The purpose of clinical simulation healthcare is not to mirror reality. The primary objective of the most commonly used simulation is to improve the performance of humans as it relates to caring for patients within the context of healthcare. Too many times we get lost in toiling over the details of trying to re-create a scenario as realistic as possible. This often leads to what I describe as invisible barriers to simulation insofar as design, perceived resource limitations, or operational realities limit the bandwidth that the simulation program is able to accomplish. It’s important to remember that the primary objective is not to simulate, but to educate. (Certain exceptions may apply to research projects, and human factors design elements, or other factors studying mimicking existing process flow etc.)
When we run a simulation we are not trying to convince the participant that it is real (because if they did think it was real they would likely be a little crazy J). What we need to do is create an environment that helps the participant feel as if there is some realistic comparison to the simulation to what they do when they are actually caring for patients. We need to enter into what is frequently referred to as a fictional contract or psychological contract that allows the participants to drop into their role as a normal care provider knowing that the simulation is artificial, but has value to their learning and their future practice.
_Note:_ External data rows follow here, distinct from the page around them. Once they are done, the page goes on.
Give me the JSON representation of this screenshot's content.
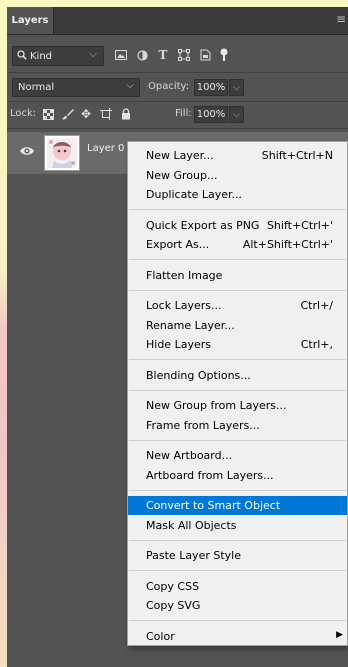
{
  "panel": {
    "tab_label": "Layers",
    "menu_icon": "hamburger-icon"
  },
  "filter": {
    "kind_label": "Kind",
    "icons": [
      "image-filter-icon",
      "adjustment-filter-icon",
      "type-filter-icon",
      "shape-filter-icon",
      "smart-object-filter-icon",
      "filter-toggle-icon"
    ]
  },
  "blend": {
    "mode": "Normal",
    "opacity_label": "Opacity:",
    "opacity_value": "100%"
  },
  "lock": {
    "label": "Lock:",
    "fill_label": "Fill:",
    "fill_value": "100%"
  },
  "layer": {
    "name": "Layer 0",
    "visible": true
  },
  "menu": {
    "groups": [
      [
        {
          "label": "New Layer...",
          "shortcut": "Shift+Ctrl+N"
        },
        {
          "label": "New Group...",
          "shortcut": ""
        },
        {
          "label": "Duplicate Layer...",
          "shortcut": ""
        }
      ],
      [
        {
          "label": "Quick Export as PNG",
          "shortcut": "Shift+Ctrl+'"
        },
        {
          "label": "Export As...",
          "shortcut": "Alt+Shift+Ctrl+'"
        }
      ],
      [
        {
          "label": "Flatten Image",
          "shortcut": ""
        }
      ],
      [
        {
          "label": "Lock Layers...",
          "shortcut": "Ctrl+/"
        },
        {
          "label": "Rename Layer...",
          "shortcut": ""
        },
        {
          "label": "Hide Layers",
          "shortcut": "Ctrl+,"
        }
      ],
      [
        {
          "label": "Blending Options...",
          "shortcut": ""
        }
      ],
      [
        {
          "label": "New Group from Layers...",
          "shortcut": ""
        },
        {
          "label": "Frame from Layers...",
          "shortcut": ""
        }
      ],
      [
        {
          "label": "New Artboard...",
          "shortcut": ""
        },
        {
          "label": "Artboard from Layers...",
          "shortcut": ""
        }
      ],
      [
        {
          "label": "Convert to Smart Object",
          "shortcut": "",
          "highlighted": true
        },
        {
          "label": "Mask All Objects",
          "shortcut": ""
        }
      ],
      [
        {
          "label": "Paste Layer Style",
          "shortcut": ""
        }
      ],
      [
        {
          "label": "Copy CSS",
          "shortcut": ""
        },
        {
          "label": "Copy SVG",
          "shortcut": ""
        }
      ],
      [
        {
          "label": "Color",
          "shortcut": "",
          "submenu": true
        }
      ]
    ]
  },
  "colors": {
    "panel_bg": "#535353",
    "menu_bg": "#f0f0f0",
    "highlight": "#0078d7"
  }
}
Many, many decisions go into the design of simulation. Often times the specifics of the learning objectives and outcomes do not receive as much attention in the design phase as some of the other elements to try to create “perfect fidelity”. In doing so we often unnecessarily add to the complexity of the scenario that may increase the setup time, the cleanup time, expose the scenario to the potential of technical failure. Further, we can actually confuse the participant as during the scenario they are constantly trying to assess what they are supposed to be interpreting as “real” versus that which is simulated.
So the next time you’re designing a scenario start with learning objectives, outcome objectives, and then answer the question, “what do I really need to provide to allow the potential participant, or participants” a general feeling of realistic sensation that will allow them to participate in a meaningful way.
6 responses to “Purpose of Simulation Isn’t to Mirror Reality”
Hmmm, will have to think more on the comments, but my first inclination is to agree…to a point. The purpose of education (to me) is to engender a change in the knowledge and/or behavior of the individual who is learning. As such, there is a great deal that can be done via the ‘mirroring’ of reality that will help to create those changes. For instance, the use of smells has been shown to create a lasting impact and improved memory of that which has been learned. So I suppose there is a balance in there somewhere. Certainly, just mirroring reality is not sufficient though. Loving how this is making me think!
True Andrew. Great thought provoking, somewhat freeing conversation. We have swung over to the side of time consuming preparation to “mirroring” reality and collegial criticism of how many details are needed for “good” simulation. We don’t want “mirroring reality” to prohibit providing simulation, while ensuring enough reproducible fidelity to ensure objectives are met.
I agree for immersion it is vital to reproduce the objective and subjective cues to immerse students and long-term learning. So yes, balance is the key.
I would have to disagree in that true higher level simulation allows the scenario to draw in the human factors that lead to critical failures. For a low level simulation that teaches tasks, you are correct. For high level simulation that challenges the student to perform those tasks without risking actual patient health, one has to challenge them in as real as situation as practicable, meaning you include smells, sounds, alarms and even temperature extremes. For example, a paramedic needs to be assessed on IV insertion before they can be allowed to practice in the real world. Apply a tourniquet, open the package, swab the area and insert the IV. Now do it at a simulated crash site where the patient is screaming and worried about their child, the family is frantic and over your shoulder, you are on the road surface. Those are the factors that can lead to critical failures. Using high level simulation, one has the ability to compress time and expose the students to those rare but necessary skills required for the job.
I can only agree to a point in that I agree with Edward, there is a fine line between too much detail and not enough detail to get buy in. Buy in is what helps get providers to act as they would so these human errors or misunderstandings can be addressed.
I agree with some aspects of the comments in sofar as if “we want to assess paramedics ability to start an IV in the dark, we need to turn out the lights….”. We must always focus on the learning objectives of a given encounter. My point is broader and seeks to cause provactive thought into the desgin to avoid trying to carry the reality quotent to unecessary levels which can become a dowstream impediment to the success and proliferation of simulation.
Absolutely agree – it is all about the learning objective. They should guide the entire simulated clinical experience and determine how many cues are needed.